→ Exercise brief: Look through the data below and return each line where "explorer" appears.

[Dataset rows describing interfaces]
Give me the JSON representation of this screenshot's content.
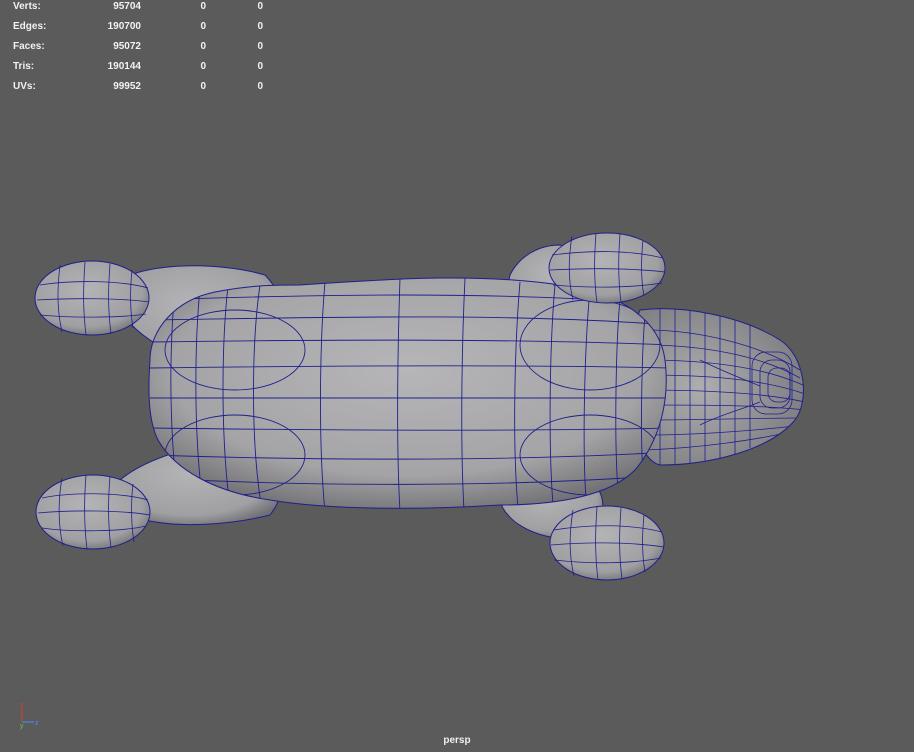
{
  "hud": {
    "rows": [
      {
        "label": "Verts:",
        "v1": "95704",
        "v2": "0",
        "v3": "0"
      },
      {
        "label": "Edges:",
        "v1": "190700",
        "v2": "0",
        "v3": "0"
      },
      {
        "label": "Faces:",
        "v1": "95072",
        "v2": "0",
        "v3": "0"
      },
      {
        "label": "Tris:",
        "v1": "190144",
        "v2": "0",
        "v3": "0"
      },
      {
        "label": "UVs:",
        "v1": "99952",
        "v2": "0",
        "v3": "0"
      }
    ]
  },
  "camera": {
    "name": "persp"
  },
  "axis": {
    "x_label": "x",
    "y_label": "y",
    "z_label": "z",
    "x_color": "#e23a3a",
    "y_color": "#4fd24f",
    "z_color": "#4a8cff"
  },
  "colors": {
    "viewport_bg": "#5b5b5b",
    "mesh_fill": "#a9a9ab",
    "wire": "#1f1f8c"
  }
}
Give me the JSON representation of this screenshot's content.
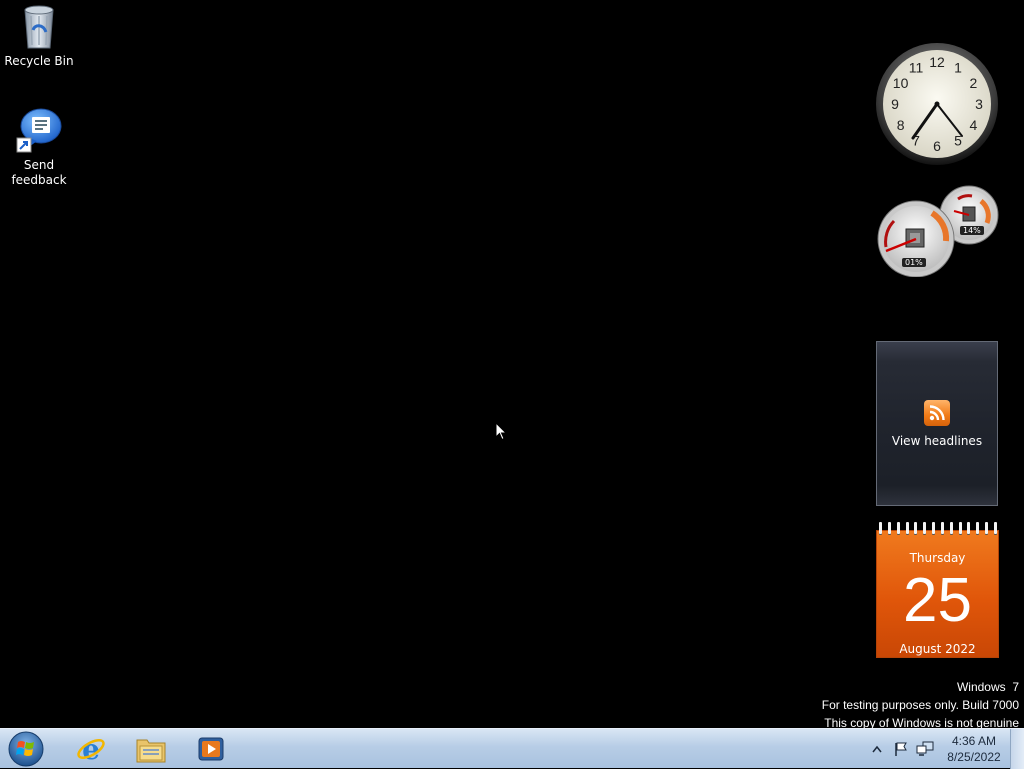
{
  "desktop": {
    "icons": [
      {
        "label": "Recycle Bin",
        "icon": "recycle-bin-icon"
      },
      {
        "label": "Send\nfeedback",
        "icon": "send-feedback-icon"
      }
    ]
  },
  "gadgets": {
    "clock": {
      "numbers": [
        "12",
        "1",
        "2",
        "3",
        "4",
        "5",
        "6",
        "7",
        "8",
        "9",
        "10",
        "11"
      ]
    },
    "cpu_meter": {
      "cpu_percent": "01%",
      "memory_percent": "14%"
    },
    "feed": {
      "label": "View headlines",
      "icon": "rss-icon"
    },
    "calendar": {
      "day_name": "Thursday",
      "day": "25",
      "month_year": "August 2022"
    }
  },
  "watermark": {
    "line1": "Windows  7",
    "line2": "For testing purposes only. Build 7000",
    "line3": "This copy of Windows is not genuine"
  },
  "taskbar": {
    "pinned": [
      "internet-explorer-icon",
      "windows-explorer-icon",
      "media-player-icon"
    ],
    "tray": {
      "time": "4:36 AM",
      "date": "8/25/2022",
      "icons": [
        "show-hidden-icons-icon",
        "action-center-flag-icon",
        "network-icon"
      ]
    }
  },
  "colors": {
    "desktop_background": "#000000",
    "calendar_orange": "#e0560a",
    "taskbar": "#b7cde6"
  }
}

→ Written solution:
      "internet-explorer-icon",
      "windows-explorer-icon",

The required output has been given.